Keep every line in which "initial" occurs and drop the rest of the data.

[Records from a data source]
§

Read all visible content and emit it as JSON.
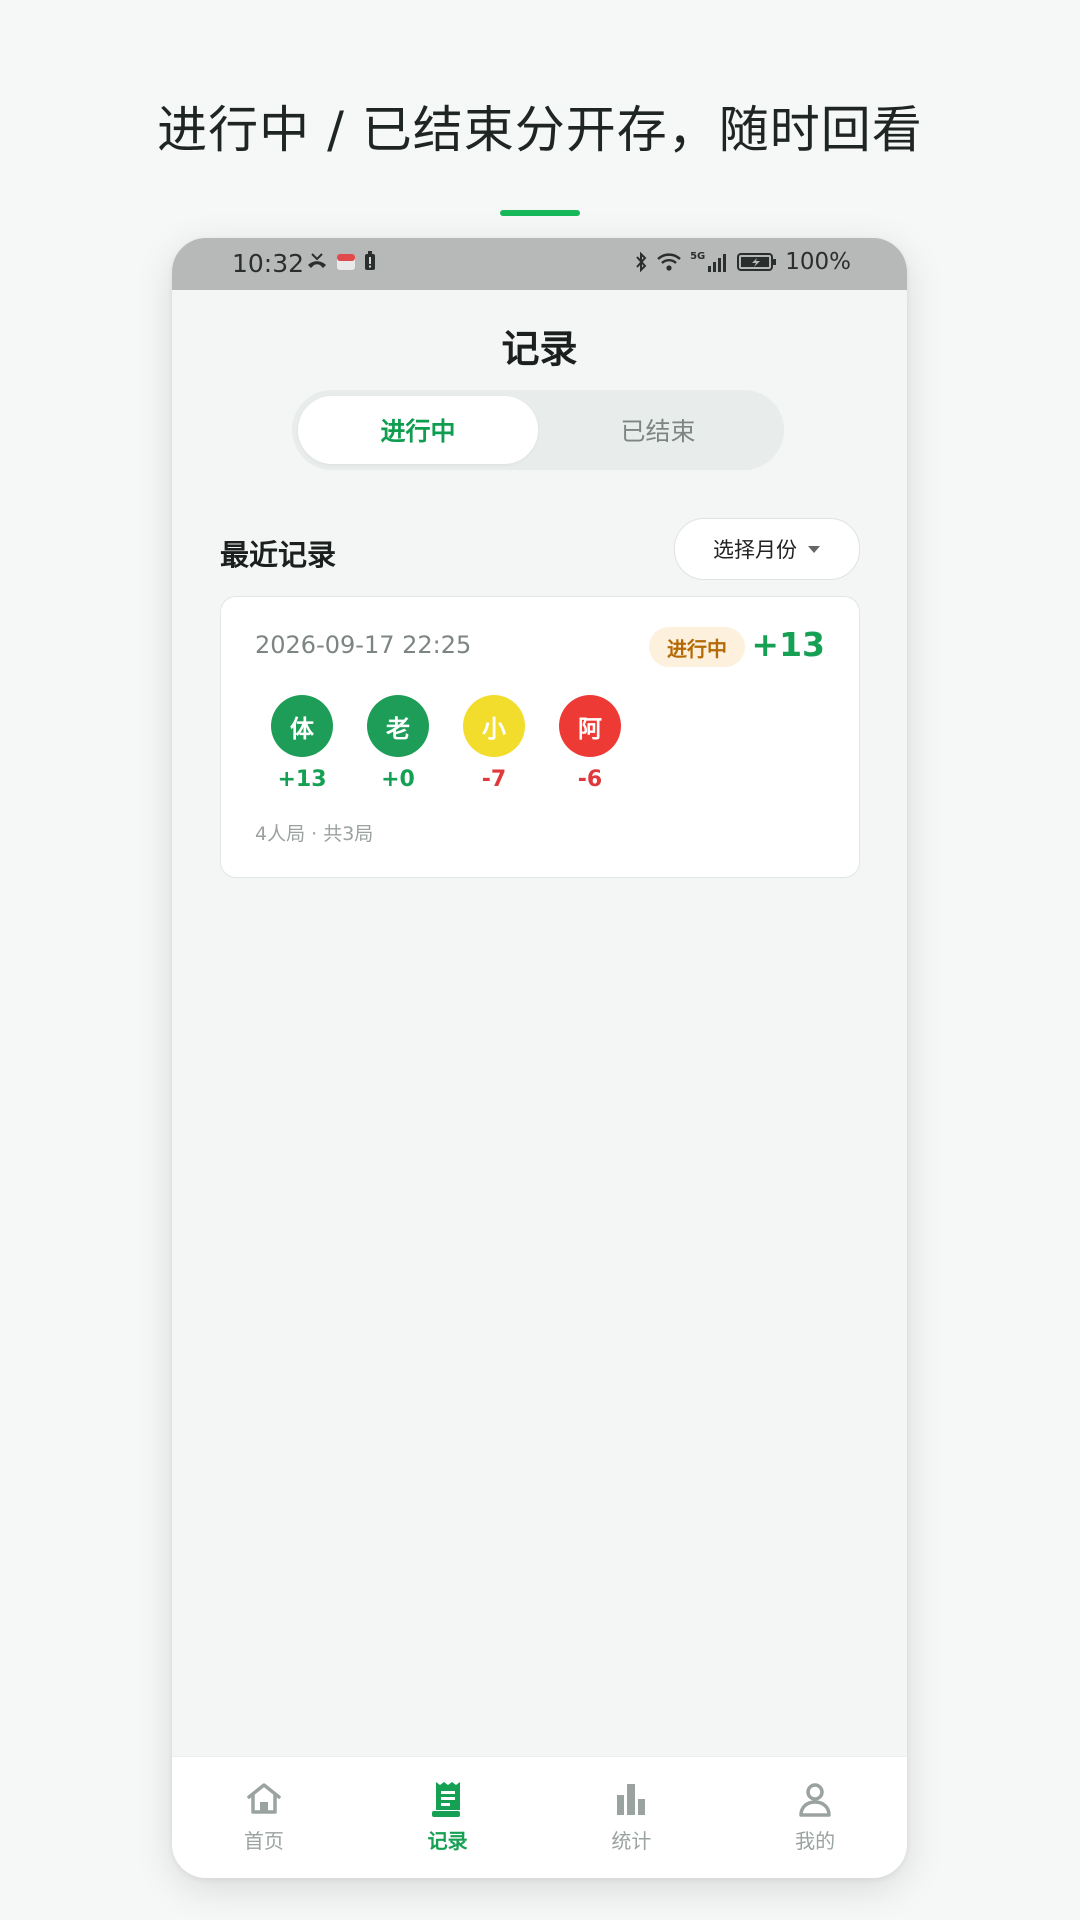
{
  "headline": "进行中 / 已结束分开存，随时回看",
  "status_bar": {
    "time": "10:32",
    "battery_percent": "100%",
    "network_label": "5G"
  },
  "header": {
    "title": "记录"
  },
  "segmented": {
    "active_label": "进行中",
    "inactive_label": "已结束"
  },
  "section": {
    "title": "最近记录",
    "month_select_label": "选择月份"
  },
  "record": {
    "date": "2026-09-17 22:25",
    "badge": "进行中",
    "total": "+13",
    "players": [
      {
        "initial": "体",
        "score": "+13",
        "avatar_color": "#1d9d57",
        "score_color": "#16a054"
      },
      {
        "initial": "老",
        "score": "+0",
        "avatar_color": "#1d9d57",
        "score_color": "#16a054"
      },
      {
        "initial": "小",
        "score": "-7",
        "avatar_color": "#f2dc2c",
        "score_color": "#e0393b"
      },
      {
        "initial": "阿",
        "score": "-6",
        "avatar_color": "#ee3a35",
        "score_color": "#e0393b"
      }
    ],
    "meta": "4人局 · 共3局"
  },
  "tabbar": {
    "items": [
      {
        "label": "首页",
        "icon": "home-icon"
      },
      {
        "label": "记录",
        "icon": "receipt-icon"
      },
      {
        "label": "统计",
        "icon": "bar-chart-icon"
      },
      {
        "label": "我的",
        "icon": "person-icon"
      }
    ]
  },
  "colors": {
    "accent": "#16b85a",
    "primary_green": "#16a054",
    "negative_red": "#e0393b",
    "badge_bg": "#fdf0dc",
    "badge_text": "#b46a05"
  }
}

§

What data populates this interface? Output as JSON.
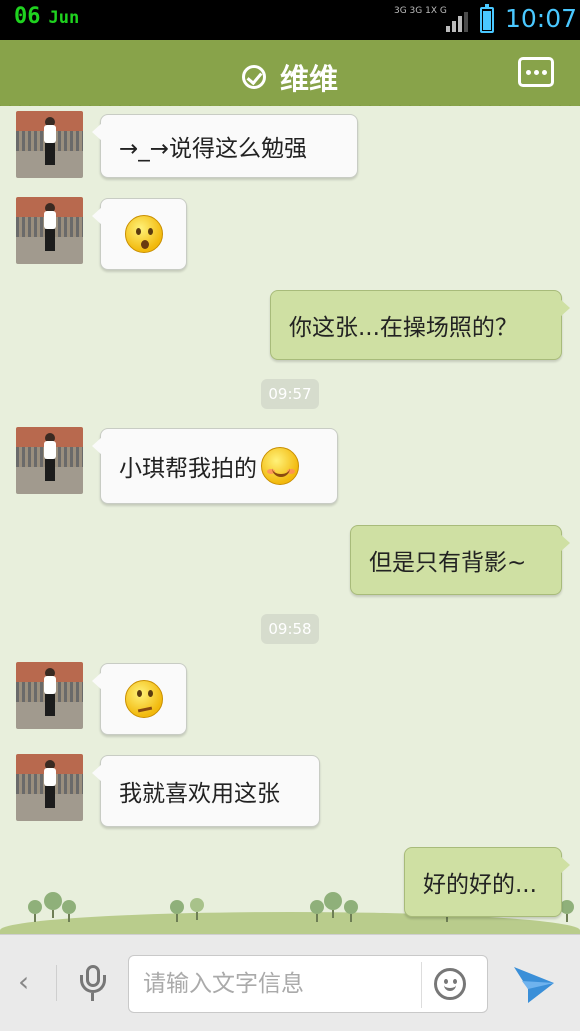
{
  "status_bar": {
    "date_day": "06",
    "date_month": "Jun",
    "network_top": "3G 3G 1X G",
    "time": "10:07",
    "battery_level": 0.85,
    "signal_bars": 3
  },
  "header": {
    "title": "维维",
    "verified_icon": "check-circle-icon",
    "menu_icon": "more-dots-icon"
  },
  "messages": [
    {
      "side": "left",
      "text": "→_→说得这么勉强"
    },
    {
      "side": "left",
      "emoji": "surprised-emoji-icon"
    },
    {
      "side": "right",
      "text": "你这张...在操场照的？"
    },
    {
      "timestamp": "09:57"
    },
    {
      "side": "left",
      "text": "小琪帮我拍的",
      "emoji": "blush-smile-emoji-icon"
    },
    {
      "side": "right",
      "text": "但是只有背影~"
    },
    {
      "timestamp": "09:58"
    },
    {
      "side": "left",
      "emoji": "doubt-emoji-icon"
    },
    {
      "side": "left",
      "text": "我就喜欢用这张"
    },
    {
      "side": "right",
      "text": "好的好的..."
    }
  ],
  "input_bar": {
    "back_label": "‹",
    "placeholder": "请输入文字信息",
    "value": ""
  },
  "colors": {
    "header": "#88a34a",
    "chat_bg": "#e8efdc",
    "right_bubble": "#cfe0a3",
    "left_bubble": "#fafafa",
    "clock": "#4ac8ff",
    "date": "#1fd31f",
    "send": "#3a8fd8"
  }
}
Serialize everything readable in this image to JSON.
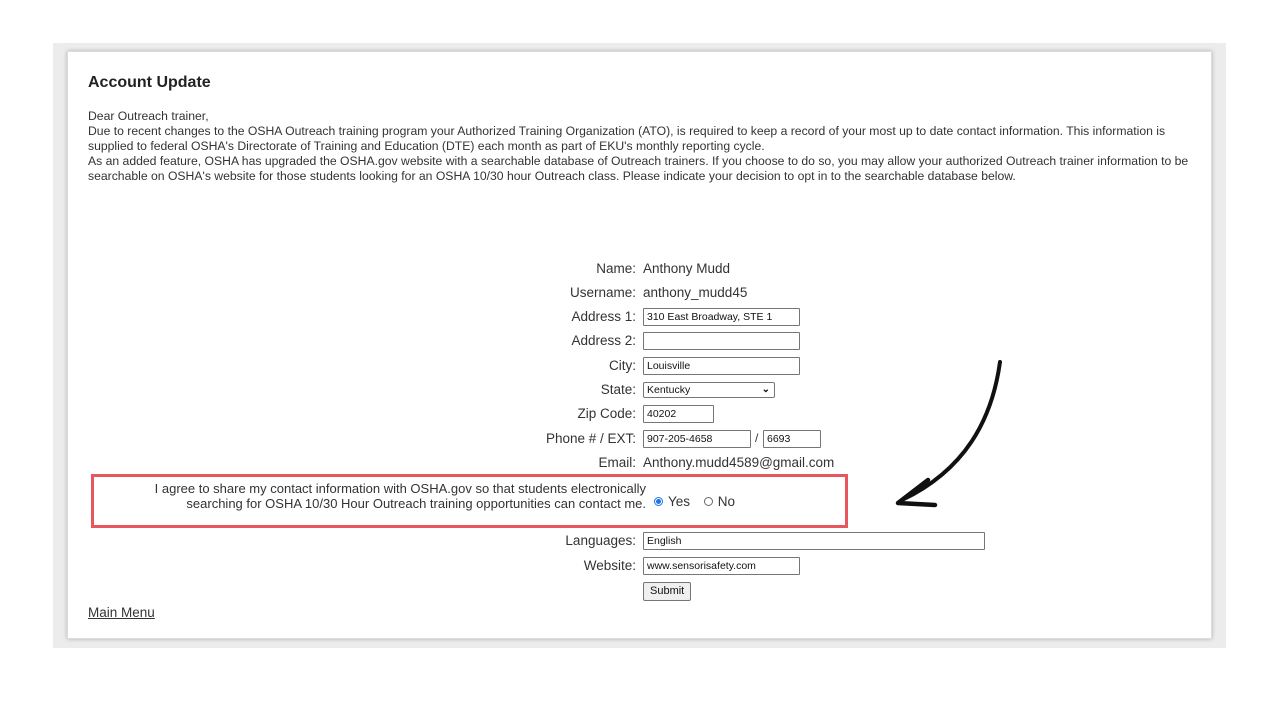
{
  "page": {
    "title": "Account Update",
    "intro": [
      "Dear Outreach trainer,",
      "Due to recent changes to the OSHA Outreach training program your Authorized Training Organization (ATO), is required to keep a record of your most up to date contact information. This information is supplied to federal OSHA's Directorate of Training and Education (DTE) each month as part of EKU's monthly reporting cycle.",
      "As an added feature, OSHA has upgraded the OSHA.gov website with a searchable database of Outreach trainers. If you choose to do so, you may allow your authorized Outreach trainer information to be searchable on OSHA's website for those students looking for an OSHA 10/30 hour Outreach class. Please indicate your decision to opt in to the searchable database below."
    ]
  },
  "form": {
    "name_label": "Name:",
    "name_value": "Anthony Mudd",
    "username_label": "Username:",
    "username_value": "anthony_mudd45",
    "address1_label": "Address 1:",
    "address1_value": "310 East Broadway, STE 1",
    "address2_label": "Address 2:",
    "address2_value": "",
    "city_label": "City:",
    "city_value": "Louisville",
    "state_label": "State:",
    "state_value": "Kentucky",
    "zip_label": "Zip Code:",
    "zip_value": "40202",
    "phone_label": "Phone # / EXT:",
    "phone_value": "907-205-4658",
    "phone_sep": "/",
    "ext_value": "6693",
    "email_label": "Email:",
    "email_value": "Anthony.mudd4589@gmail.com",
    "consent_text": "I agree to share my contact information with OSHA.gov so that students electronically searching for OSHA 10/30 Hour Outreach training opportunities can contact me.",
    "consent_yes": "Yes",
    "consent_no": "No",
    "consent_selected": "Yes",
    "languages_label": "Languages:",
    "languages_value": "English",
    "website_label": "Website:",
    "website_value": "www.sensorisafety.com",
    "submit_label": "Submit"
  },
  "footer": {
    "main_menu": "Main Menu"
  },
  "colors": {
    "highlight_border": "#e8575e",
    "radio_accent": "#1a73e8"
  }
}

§

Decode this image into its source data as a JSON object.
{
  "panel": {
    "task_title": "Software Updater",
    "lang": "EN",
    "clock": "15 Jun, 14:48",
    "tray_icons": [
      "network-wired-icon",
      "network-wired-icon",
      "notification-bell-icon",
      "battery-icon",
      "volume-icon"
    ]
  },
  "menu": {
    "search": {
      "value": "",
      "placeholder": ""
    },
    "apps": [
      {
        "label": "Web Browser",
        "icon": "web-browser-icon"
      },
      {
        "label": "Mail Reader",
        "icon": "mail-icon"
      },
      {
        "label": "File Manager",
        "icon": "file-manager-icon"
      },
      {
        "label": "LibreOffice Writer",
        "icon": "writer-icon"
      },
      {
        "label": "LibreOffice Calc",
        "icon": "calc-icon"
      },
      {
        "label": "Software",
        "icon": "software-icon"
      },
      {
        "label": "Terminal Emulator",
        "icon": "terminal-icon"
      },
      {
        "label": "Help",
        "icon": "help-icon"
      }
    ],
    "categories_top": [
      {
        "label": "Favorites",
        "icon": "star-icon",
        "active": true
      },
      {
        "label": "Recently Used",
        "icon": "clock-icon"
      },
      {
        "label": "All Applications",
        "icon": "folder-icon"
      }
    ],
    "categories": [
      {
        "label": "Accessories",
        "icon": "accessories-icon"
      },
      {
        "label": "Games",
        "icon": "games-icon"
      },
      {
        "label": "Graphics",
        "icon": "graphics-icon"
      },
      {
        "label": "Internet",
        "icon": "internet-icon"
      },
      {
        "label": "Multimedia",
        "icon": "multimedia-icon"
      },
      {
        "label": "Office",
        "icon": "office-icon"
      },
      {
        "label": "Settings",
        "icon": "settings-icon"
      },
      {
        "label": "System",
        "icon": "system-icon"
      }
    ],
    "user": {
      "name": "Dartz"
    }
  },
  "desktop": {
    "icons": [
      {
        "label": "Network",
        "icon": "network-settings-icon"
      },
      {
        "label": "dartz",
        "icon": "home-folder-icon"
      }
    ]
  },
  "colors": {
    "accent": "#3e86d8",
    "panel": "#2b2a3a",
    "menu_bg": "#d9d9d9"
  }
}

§

## Task solution
        "initial": "体",
        "initial": "老",
        "initial": "小",
        "initial": "阿",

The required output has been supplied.